Now that you’ve identified differentially expressed genes, what do they mean and how do you begin to elucidate the biological pathways governed by these genes? Toward this end, you will learn how to carry out functional enichment analyses using Gene Ontology and Gene Set Enrichment Analysis (GSEA). We’ll also explore different options for how to present your functional enrichment results graphically.
- Carry out Gene Ontology (GO) enrichment analysis using modules identified in the previous script
- Carry out a Gene Set Enrichment Analysis (GSEA) using our full dataset
- Understand the differences between GO and GSEA
- Understand the MSigDB resource and how to access signature collections
“Warning - videos below are from 2020 lectures and will soon be updated for 2021.”
Part 1 - Introduction to enrichment analysis methods
Part 2 - GO enrichment using gprofiler and our modules
Part 3 - Carrying GSEA and plotting the results in R
Part 4 - Competitive vs self-contained GSEA, and exploring gene set variation analysis (GSVA)
The what, where, how and why of gene ontology – a primer for bioinformaticians.
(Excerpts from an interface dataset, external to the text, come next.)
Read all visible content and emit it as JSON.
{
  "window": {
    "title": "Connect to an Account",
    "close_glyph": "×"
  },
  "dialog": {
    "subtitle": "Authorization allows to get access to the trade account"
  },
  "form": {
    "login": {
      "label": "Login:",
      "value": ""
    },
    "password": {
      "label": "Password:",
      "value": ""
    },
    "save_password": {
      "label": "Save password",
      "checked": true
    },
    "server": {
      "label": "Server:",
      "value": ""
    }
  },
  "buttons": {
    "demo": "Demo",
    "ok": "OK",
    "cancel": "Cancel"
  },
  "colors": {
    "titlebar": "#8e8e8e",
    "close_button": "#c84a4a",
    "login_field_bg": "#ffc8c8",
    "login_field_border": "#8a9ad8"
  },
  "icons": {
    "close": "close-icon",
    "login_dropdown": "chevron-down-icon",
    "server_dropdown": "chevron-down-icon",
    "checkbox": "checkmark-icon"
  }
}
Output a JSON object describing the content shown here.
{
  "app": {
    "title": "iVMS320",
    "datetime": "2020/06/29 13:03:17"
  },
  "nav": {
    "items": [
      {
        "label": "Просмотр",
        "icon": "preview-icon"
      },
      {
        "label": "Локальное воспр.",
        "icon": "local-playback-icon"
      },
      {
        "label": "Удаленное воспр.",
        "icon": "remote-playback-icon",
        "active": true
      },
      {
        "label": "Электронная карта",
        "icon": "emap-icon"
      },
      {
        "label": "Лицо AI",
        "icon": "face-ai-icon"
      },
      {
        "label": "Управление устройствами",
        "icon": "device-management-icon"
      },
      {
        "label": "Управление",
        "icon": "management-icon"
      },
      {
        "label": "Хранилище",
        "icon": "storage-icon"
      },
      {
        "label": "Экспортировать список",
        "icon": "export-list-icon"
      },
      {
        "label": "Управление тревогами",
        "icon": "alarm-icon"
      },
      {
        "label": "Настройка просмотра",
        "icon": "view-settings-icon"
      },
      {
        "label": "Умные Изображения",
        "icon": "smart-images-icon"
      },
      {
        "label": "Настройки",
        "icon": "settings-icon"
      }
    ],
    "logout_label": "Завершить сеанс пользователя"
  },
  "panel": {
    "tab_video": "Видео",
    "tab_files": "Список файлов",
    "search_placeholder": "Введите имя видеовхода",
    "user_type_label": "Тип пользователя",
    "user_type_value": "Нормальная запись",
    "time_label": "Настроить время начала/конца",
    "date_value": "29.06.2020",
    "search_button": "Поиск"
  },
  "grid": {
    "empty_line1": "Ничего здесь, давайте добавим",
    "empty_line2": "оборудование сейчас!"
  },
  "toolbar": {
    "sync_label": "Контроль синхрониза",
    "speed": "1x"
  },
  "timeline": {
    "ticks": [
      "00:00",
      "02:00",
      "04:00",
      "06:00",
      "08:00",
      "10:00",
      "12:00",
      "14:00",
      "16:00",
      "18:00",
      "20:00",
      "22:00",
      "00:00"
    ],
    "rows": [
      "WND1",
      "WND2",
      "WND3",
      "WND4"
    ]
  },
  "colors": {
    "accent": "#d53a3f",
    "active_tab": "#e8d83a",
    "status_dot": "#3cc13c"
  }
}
Briefings in Bioinformatics, Feb 2011
A nice lab post on the hypergeometric test and Fisher’s exact test - these statistical tests are at the core of many functional enrichment approaches.
Analyzing gene expression data in terms of gene sets: methodological issues - A seminal paper on the statistics of enrichment analysis in gene expression studies.
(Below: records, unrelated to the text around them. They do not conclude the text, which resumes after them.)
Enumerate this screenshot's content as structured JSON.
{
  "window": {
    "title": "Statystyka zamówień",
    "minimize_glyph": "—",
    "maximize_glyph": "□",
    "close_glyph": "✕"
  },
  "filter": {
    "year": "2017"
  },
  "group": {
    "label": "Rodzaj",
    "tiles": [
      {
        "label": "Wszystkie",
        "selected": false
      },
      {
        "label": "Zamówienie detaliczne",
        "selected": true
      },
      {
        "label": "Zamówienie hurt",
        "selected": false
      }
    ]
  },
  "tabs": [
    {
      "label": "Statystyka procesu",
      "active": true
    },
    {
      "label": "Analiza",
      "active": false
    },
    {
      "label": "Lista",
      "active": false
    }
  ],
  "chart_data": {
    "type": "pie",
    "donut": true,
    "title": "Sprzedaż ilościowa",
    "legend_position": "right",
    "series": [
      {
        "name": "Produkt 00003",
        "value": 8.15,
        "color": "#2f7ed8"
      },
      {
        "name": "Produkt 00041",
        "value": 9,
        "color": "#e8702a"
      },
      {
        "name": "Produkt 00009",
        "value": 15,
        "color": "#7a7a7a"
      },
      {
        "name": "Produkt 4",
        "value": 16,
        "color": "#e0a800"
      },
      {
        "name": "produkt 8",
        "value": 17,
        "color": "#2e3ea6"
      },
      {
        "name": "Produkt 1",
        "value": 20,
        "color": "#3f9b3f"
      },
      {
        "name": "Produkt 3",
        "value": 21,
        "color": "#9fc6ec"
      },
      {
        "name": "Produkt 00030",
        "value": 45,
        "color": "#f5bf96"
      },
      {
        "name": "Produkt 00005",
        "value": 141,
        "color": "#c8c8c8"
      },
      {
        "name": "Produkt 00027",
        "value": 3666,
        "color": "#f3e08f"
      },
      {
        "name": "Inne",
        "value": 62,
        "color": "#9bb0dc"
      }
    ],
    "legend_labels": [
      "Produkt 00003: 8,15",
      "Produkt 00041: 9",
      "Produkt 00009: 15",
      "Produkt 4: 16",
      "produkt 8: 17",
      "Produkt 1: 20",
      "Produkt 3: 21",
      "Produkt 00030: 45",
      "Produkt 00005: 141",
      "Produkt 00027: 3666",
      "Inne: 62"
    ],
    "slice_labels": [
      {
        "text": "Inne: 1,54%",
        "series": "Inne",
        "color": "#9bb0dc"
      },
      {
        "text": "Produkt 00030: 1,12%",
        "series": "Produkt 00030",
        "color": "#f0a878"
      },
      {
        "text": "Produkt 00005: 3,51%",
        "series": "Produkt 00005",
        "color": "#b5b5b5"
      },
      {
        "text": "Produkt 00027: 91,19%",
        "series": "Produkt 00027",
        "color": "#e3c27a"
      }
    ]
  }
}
Toward a gold standard for benchmarking gene set enrichment analysis - A excellent and recent benchmarking study for enrichment tools
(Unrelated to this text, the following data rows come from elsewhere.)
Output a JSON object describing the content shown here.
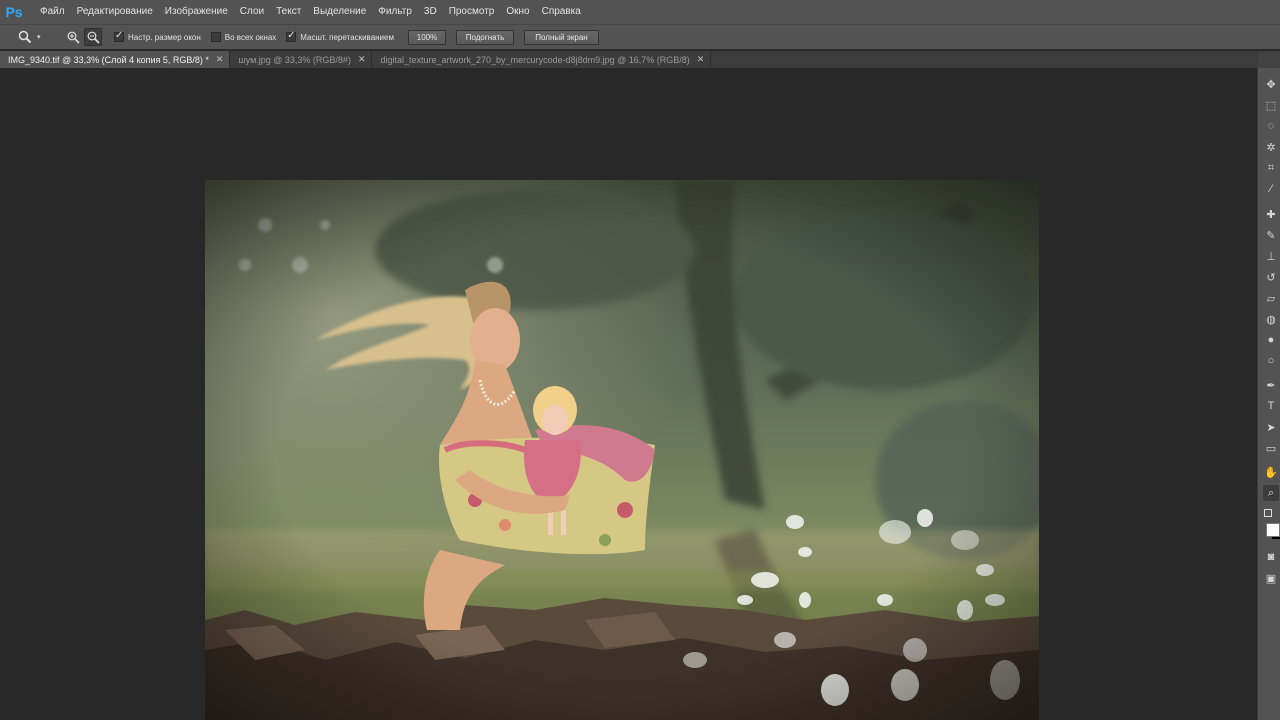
{
  "app": {
    "logo": "Ps"
  },
  "menu": [
    "Файл",
    "Редактирование",
    "Изображение",
    "Слои",
    "Текст",
    "Выделение",
    "Фильтр",
    "3D",
    "Просмотр",
    "Окно",
    "Справка"
  ],
  "options": {
    "tool_icon": "zoom-tool-icon",
    "resize_windows": {
      "label": "Настр. размер окон",
      "checked": true
    },
    "all_windows": {
      "label": "Во всех окнах",
      "checked": false
    },
    "scrubby_zoom": {
      "label": "Масшт. перетаскиванием",
      "checked": true
    },
    "btn_100": "100%",
    "btn_fit": "Подогнать",
    "btn_full": "Полный экран"
  },
  "tabs": [
    {
      "title": "IMG_9340.tif @ 33,3% (Слой 4 копия 5, RGB/8) *",
      "active": true
    },
    {
      "title": "шум.jpg @ 33,3% (RGB/8#)",
      "active": false
    },
    {
      "title": "digital_texture_artwork_270_by_mercurycode-d8j8dm9.jpg @ 16,7% (RGB/8)",
      "active": false
    }
  ],
  "canvas": {
    "background": "#282828",
    "image_content": "photo of a woman with windblown hair holding a doll, sitting on stones in a forest with falling petals"
  },
  "tools": [
    "move-tool-icon",
    "marquee-tool-icon",
    "lasso-tool-icon",
    "magic-wand-icon",
    "crop-tool-icon",
    "eyedropper-icon",
    "healing-brush-icon",
    "brush-tool-icon",
    "clone-stamp-icon",
    "history-brush-icon",
    "eraser-icon",
    "paint-bucket-icon",
    "blur-tool-icon",
    "dodge-tool-icon",
    "pen-tool-icon",
    "type-tool-icon",
    "path-selection-icon",
    "shape-tool-icon",
    "hand-tool-icon",
    "zoom-tool-icon"
  ],
  "colors": {
    "foreground": "#ffffff",
    "background": "#000000",
    "accent": "#31a8ff"
  }
}
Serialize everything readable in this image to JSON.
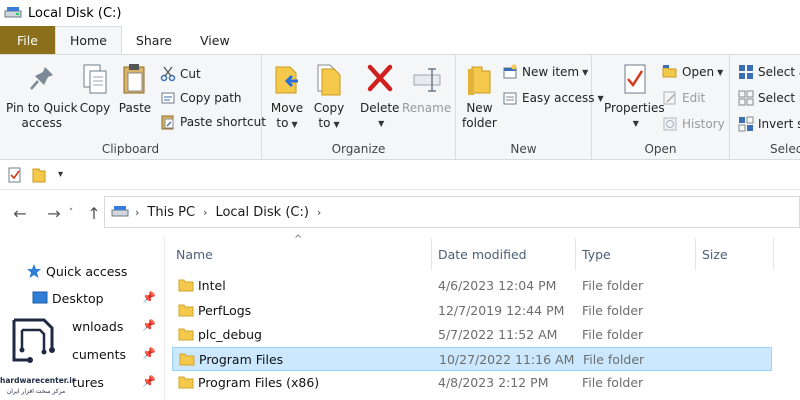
{
  "window": {
    "title": "Local Disk (C:)"
  },
  "tabs": [
    {
      "label": "File"
    },
    {
      "label": "Home"
    },
    {
      "label": "Share"
    },
    {
      "label": "View"
    }
  ],
  "ribbon": {
    "clipboard": {
      "label": "Clipboard",
      "pin_label_1": "Pin to Quick",
      "pin_label_2": "access",
      "copy": "Copy",
      "paste": "Paste",
      "cut": "Cut",
      "copy_path": "Copy path",
      "paste_shortcut": "Paste shortcut"
    },
    "organize": {
      "label": "Organize",
      "move_1": "Move",
      "move_2": "to",
      "copy_1": "Copy",
      "copy_2": "to",
      "delete": "Delete",
      "rename": "Rename"
    },
    "new": {
      "label": "New",
      "new_folder_1": "New",
      "new_folder_2": "folder",
      "new_item": "New item",
      "easy_access": "Easy access"
    },
    "open": {
      "label": "Open",
      "properties": "Properties",
      "open": "Open",
      "edit": "Edit",
      "history": "History"
    },
    "select": {
      "label": "Selec",
      "select_all": "Select al",
      "select_none": "Select no",
      "invert": "Invert se"
    }
  },
  "address": {
    "crumbs": [
      "This PC",
      "Local Disk (C:)"
    ]
  },
  "navpane": {
    "items": [
      {
        "label": "Quick access"
      },
      {
        "label": "Desktop"
      },
      {
        "label": "wnloads"
      },
      {
        "label": "cuments"
      },
      {
        "label": "tures"
      }
    ]
  },
  "columns": [
    "Name",
    "Date modified",
    "Type",
    "Size"
  ],
  "files": [
    {
      "name": "Intel",
      "date": "4/6/2023 12:04 PM",
      "type": "File folder"
    },
    {
      "name": "PerfLogs",
      "date": "12/7/2019 12:44 PM",
      "type": "File folder"
    },
    {
      "name": "plc_debug",
      "date": "5/7/2022 11:52 AM",
      "type": "File folder"
    },
    {
      "name": "Program Files",
      "date": "10/27/2022 11:16 AM",
      "type": "File folder"
    },
    {
      "name": "Program Files (x86)",
      "date": "4/8/2023 2:12 PM",
      "type": "File folder"
    }
  ],
  "logo": {
    "text": "hardwarecenter.ir",
    "sub": "مرکز سخت افزار ایران"
  },
  "colors": {
    "file_tab": "#8b6f1a",
    "selection": "#cce8ff",
    "folder": "#f4c84b"
  }
}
original 2003 Nat. Methods paper describing Gene Set Enrichment Analysis (GSEA), and the 2005 PNAS paper that formally detailed its usage.
Gene Set VARIATION Analysis (GSVA) - I find GSVA useful for producing GSEA-type results across a heterogeneous dataset (like a large cohort of patients).
You know how I feel about Venn diagrams, so if you’re interested in exploring interactions between many groups of genes, have a look at this Nature Methods paper, the accompanying R package, UpSetR, as well as the UpSet website. Note, there’s a shiny app for this as well!